◆ **Dataset items**
###

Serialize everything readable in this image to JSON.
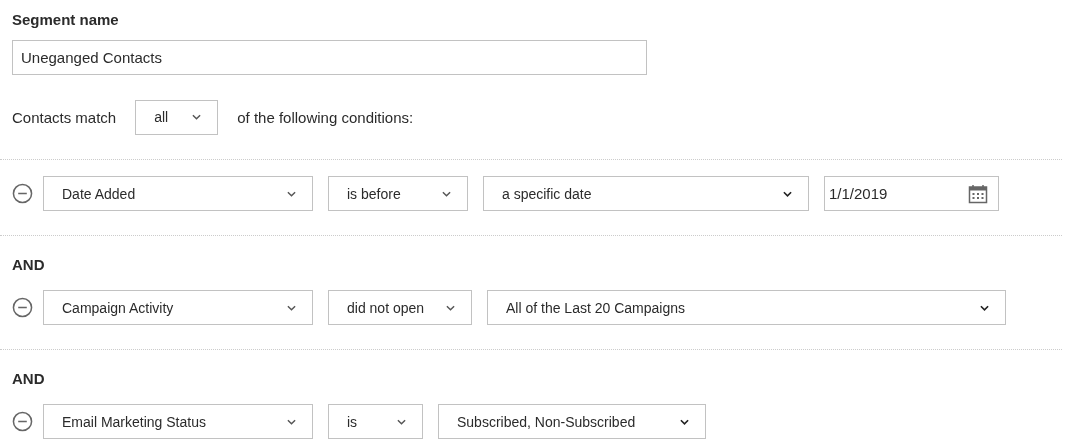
{
  "segment_name": {
    "label": "Segment name",
    "value": "Uneganged Contacts"
  },
  "match": {
    "label": "Contacts match",
    "value": "all",
    "suffix": "of the following conditions:"
  },
  "conditions": [
    {
      "field": "Date Added",
      "operator": "is before",
      "value": "a specific date",
      "date": "1/1/2019"
    },
    {
      "connector": "AND",
      "field": "Campaign Activity",
      "operator": "did not open",
      "value": "All of the Last 20 Campaigns"
    },
    {
      "connector": "AND",
      "field": "Email Marketing Status",
      "operator": "is",
      "value": "Subscribed, Non-Subscribed"
    }
  ]
}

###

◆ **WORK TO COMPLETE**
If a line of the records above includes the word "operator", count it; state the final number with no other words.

◆ **TASK RESULT**
3